- STORED DATA
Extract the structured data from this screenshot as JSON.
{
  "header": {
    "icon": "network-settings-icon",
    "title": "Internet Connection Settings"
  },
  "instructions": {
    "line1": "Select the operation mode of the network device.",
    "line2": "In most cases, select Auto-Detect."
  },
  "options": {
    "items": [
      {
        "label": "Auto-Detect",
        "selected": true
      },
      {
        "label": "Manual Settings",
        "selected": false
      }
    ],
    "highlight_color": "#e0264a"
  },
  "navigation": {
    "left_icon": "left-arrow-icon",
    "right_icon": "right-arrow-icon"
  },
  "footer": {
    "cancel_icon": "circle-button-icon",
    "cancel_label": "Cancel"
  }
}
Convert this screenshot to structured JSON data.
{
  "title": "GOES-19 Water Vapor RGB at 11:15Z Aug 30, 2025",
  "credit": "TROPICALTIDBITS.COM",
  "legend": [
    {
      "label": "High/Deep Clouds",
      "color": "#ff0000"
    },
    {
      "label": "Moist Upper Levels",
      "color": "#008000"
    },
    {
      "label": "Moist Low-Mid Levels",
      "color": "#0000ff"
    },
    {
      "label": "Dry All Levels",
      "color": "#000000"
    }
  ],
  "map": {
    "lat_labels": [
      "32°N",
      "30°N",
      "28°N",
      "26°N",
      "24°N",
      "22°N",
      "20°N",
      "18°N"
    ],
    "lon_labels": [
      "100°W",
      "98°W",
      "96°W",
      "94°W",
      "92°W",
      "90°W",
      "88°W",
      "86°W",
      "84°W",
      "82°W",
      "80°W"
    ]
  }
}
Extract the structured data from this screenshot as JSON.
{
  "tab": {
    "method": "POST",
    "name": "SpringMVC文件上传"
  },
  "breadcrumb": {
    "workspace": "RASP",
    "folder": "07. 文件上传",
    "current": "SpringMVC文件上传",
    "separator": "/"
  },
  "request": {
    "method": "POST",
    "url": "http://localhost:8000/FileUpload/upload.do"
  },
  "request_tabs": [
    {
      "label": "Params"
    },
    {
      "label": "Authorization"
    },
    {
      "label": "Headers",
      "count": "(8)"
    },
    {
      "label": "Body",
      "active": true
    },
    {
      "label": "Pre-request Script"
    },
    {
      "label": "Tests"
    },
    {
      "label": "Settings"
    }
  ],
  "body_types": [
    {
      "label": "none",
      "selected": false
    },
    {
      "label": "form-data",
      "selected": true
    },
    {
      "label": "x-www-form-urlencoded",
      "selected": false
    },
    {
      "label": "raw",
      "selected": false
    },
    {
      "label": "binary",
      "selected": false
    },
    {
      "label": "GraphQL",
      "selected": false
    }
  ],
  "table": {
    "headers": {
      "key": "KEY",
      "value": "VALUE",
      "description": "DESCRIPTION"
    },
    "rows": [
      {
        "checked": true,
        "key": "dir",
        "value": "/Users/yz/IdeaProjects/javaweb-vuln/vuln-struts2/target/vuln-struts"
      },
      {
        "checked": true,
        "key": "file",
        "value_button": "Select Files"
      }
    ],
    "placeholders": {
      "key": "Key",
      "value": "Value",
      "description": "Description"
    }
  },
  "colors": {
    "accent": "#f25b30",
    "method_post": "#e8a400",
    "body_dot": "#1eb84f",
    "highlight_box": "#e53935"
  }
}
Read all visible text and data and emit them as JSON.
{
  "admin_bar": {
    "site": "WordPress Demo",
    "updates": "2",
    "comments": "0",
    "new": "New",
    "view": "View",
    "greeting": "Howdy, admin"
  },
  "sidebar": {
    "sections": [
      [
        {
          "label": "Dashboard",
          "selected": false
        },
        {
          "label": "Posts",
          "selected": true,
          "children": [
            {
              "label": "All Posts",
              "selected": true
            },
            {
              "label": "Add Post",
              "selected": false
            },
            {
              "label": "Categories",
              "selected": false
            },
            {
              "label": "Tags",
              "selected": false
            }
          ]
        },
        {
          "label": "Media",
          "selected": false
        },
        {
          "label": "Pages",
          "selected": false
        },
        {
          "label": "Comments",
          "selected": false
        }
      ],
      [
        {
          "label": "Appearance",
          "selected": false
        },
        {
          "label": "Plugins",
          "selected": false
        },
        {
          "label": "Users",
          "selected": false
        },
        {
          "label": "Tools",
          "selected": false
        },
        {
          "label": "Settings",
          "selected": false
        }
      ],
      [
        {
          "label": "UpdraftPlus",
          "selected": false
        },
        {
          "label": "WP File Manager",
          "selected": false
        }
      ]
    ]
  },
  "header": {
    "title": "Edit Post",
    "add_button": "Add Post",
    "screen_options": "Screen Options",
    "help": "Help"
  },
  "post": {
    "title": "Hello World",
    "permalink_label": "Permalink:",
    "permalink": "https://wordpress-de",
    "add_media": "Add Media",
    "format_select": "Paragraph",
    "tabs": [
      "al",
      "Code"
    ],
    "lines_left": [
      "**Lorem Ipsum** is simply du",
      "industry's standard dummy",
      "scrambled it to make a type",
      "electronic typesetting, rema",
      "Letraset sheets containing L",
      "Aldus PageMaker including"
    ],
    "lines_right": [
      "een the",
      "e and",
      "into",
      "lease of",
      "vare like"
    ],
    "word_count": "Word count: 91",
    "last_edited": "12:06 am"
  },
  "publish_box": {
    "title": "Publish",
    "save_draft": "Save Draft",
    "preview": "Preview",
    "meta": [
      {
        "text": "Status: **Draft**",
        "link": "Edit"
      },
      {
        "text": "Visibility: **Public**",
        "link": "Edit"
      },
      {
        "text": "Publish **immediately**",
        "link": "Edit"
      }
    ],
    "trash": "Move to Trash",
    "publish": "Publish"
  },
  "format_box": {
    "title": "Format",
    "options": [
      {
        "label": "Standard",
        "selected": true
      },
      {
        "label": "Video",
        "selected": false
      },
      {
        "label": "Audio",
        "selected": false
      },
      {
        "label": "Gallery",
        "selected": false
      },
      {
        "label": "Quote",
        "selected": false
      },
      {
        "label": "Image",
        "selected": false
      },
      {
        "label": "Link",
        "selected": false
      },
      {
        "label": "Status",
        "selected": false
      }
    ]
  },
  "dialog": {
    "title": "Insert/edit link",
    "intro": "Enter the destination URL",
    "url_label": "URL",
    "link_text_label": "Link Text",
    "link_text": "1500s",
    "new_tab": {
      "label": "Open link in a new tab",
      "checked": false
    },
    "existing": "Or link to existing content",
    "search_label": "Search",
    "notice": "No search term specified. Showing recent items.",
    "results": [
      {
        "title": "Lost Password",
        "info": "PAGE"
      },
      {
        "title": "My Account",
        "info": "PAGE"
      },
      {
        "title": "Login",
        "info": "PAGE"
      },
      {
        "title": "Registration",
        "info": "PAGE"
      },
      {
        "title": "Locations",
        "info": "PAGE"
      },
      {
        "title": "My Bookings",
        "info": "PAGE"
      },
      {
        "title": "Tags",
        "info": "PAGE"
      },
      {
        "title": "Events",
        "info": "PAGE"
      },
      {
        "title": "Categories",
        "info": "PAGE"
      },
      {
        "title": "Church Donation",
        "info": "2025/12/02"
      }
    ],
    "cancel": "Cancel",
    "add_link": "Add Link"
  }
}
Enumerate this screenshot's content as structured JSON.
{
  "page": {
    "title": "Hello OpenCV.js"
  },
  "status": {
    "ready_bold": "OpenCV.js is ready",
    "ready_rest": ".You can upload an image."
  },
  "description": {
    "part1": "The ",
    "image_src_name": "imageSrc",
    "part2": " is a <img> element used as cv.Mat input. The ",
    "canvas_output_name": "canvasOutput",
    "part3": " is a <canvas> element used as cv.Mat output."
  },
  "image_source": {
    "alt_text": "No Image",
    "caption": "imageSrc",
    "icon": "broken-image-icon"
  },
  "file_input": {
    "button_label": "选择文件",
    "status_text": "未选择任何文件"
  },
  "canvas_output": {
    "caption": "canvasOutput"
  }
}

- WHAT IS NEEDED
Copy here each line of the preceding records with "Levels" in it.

- ANSWER SECTION
      "label": "Moist Upper Levels",
      "label": "Moist Low-Mid Levels",
      "label": "Dry All Levels",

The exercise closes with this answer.